Opponent Outlook: Little has gone as planned for North Carolina

Tyler James
South Bend Tribune

The losses and injuries have quickly piled up for North Carolina this season.

In the sixth year under head coach Larry Fedora, the Tar Heels have only managed one win in the first five games. A 53-23 victory over Old Dominion has been the lone bright spot for the struggling Tar Heels.

Notre Dame (4-1) has been pegged as a significant favorite for Saturday’s game in Chapel Hill, but North Carolina has kept the score close in losses to California, Louisville and Duke.

Could last week’s 33-7 loss at Georgia Tech mark the start of an even steeper drop off for the Tar Heels? We caught up with Greg Barnes of Inside Carolina to analyze UNC.

• North Carolina has been ravaged by injuries this season. Which injury has been the most debilitating to the success of this team?

Barnes: “That's difficult to isolate given the sheer volume of injuries is what has hampered UNC the most. As Larry Fedora said on Monday, the team's lack of execution against Georgia Tech was not due to one particular player, but to various players on various snaps. The Tar Heels were without 19 players in Atlanta, including eight starters.

“If I had to highlight the most significant injuries, I would say starting middle linebacker Andre Smith, a two-year starter who called the defense and had emerged as a team leader, as well as senior wide receiver Austin Proehl, who was the team's leading receiver and one of the key leaders this offseason.”

• LSU graduate transfer Brandon Harris won the starting quarterback job to start the season, but he was quickly replaced by redshirt freshman Chazz Surratt. How much did Harris' inability to solidify the position change the expectations for this offense?

Barnes: “Harris did start in the opener against California, although he technically did not win the quarterback job in camp as both players entered the game knowing a rotation was in place. Your point is valid in that Harris was expected to be the stopgap for UNC this season while Surratt got another season under his belt before taking over in 2018.

“Harris struggled to adapt to the offense during training camp, Surratt improved during the summer and then limited turnovers early in the season and thereby earned the job. It's difficult to put blame on any one position, though, given the aforementioned injuries. UNC was missing 13 offensive players last weekend and was already relying on inexperienced players to carry the offense this season.”

• Notre Dame's running game has been a clear strength to start the season, and North Carolina's defense has allowed 221.8 rushing yards per game. Is there any reason to believe the Tar Heels can fare better against the Irish?

Barnes: “Yes. The Tar Heels have actually been solid against the run aside from the Louisville loss. They held Cal to 3.0 yards per carry, Old Dominion to 3.1 yards per carry, Duke to 4.1 yards per carry and were effective against Georgia Tech's run scheme until the offense left them on the field for too long and they finally wore out.

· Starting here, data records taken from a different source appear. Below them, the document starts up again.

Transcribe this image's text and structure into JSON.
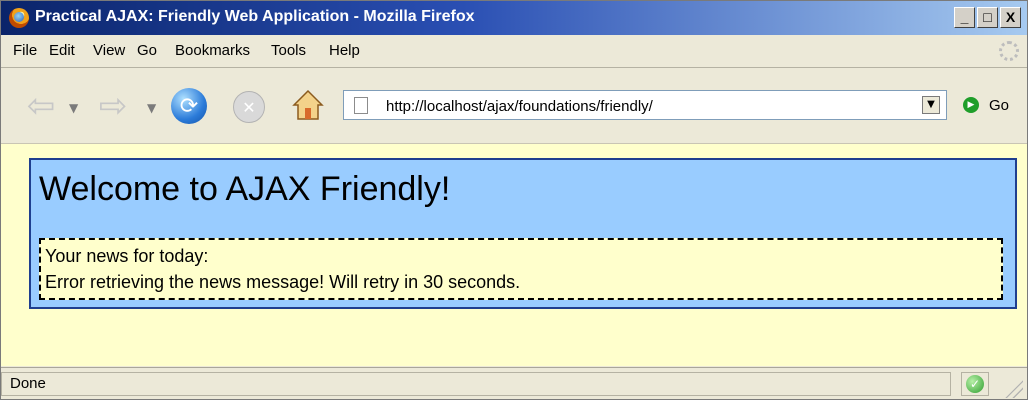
{
  "window": {
    "title": "Practical AJAX: Friendly Web Application - Mozilla Firefox",
    "buttons": {
      "minimize": "_",
      "maximize": "□",
      "close": "X"
    }
  },
  "menubar": {
    "items": [
      "File",
      "Edit",
      "View",
      "Go",
      "Bookmarks",
      "Tools",
      "Help"
    ]
  },
  "toolbar": {
    "address": "http://localhost/ajax/foundations/friendly/",
    "go_label": "Go"
  },
  "content": {
    "heading": "Welcome to AJAX Friendly!",
    "news_title": "Your news for today:",
    "news_message": "Error retrieving the news message! Will retry in 30 seconds."
  },
  "statusbar": {
    "text": "Done"
  },
  "colors": {
    "page_background": "#ffffcc",
    "panel_background": "#99ccff",
    "panel_border": "#1f3f8f"
  }
}
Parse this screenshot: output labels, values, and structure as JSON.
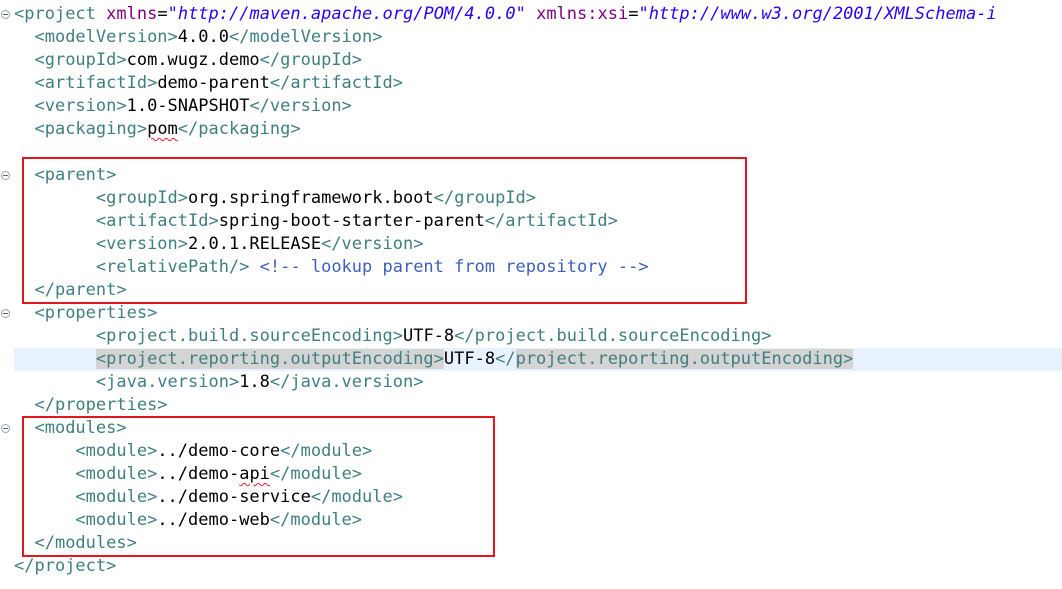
{
  "project": {
    "open_tag": "project",
    "xmlns_attr": "xmlns",
    "xmlns_value": "\"http://maven.apache.org/POM/4.0.0\"",
    "xsi_attr": "xmlns:xsi",
    "xsi_value": "\"http://www.w3.org/2001/XMLSchema-i"
  },
  "header": {
    "modelVersion": "4.0.0",
    "groupId": "com.wugz.demo",
    "artifactId": "demo-parent",
    "version": "1.0-SNAPSHOT",
    "packaging": "pom"
  },
  "parent": {
    "groupId": "org.springframework.boot",
    "artifactId": "spring-boot-starter-parent",
    "version": "2.0.1.RELEASE",
    "relativePath_tag": "<relativePath/>",
    "comment": "<!-- lookup parent from repository -->"
  },
  "properties": {
    "sourceEncoding_tag": "project.build.sourceEncoding",
    "sourceEncoding": "UTF-8",
    "outputEncoding_tag": "project.reporting.outputEncoding",
    "outputEncoding": "UTF-8",
    "java_version": "1.8"
  },
  "modules": [
    "../demo-core",
    "../demo-api",
    "../demo-service",
    "../demo-web"
  ],
  "colors": {
    "tag": "#3f7f7f",
    "attribute_name": "#7f007f",
    "attribute_value": "#2a00ff",
    "comment": "#3f5fbf",
    "annotation_box": "#e3161d"
  }
}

“There's no doubt that run defense has been a serious issue for UNC dating back to 2014, but this group is better than the statistics suggest thus far. Likely getting defensive tackle Jalen Dalton back this week will be beneficial as well.”

• If the Tar Heels are going to move the ball against Notre Dame's defense, what will be the blueprint for North Carolina's offense?

Barnes: “That's a great question. Larry Fedora's offense is built upon the concept of short passes, long gains, but an inability to hit consistently on explosive plays paired with a woeful third-down conversion rate has limited this team to 24 points over the past two weeks.

“It starts up front. UNC has four seniors with starting experience along the offensive line and yet the Tar Heels have been unable to run the ball, which places an inordinate amount of stress on Surratt. UNC relied on outside zone reads and its perimeter passing game against Georgia Tech without much luck. Fedora may need to get creative in the run game to generate some momentum on Saturday.”

• Does a home game against Notre Dame represent a chance to wipe away a terrible start to the season for North Carolina?

Barnes: “It undoubtedly would help, although the 16.5-point spread is the largest for UNC as a home dog since October 2004. Even before the injuries, a bowl game would have been a quality accomplishment for the Tar Heels. That option included wins over Cal, Duke and Georgia Tech, which all resulted in losses.

“That being said, UNC has not given up and will be revved up to play a ranked Notre Dame team. If the offense can find a rhythm and the defense continues its solid play, the Tar Heels can be competitive. Don't forget that UNC has led in the fourth quarter in four of its five games this season.”

tjames@ndinsider.com

574-235-6214

Twitter: @TJamesNDI

North Carolina quarterback Chazz Surratt bobbles the ball while making a handoff to Jordon Brown (2) during the first half of an NCAA college football game against Duke in Chapel Hill, N.C., Saturday, Sept. 23, 2017. (AP Photo/Gerry Broome)

No. 21 NOTRE DAME (4-1) vs. NORTH CAROLINA (1-4)

WHEN: Saturday, 3:30 p.m. EDT

WHERE: Kenan Memorial Stadium; Chapel Hill, N.C.

TV: ABC

RADIO: WSBT-FM (96.1), WNSN-FM (101.5)

LINE: Notre Dame by 17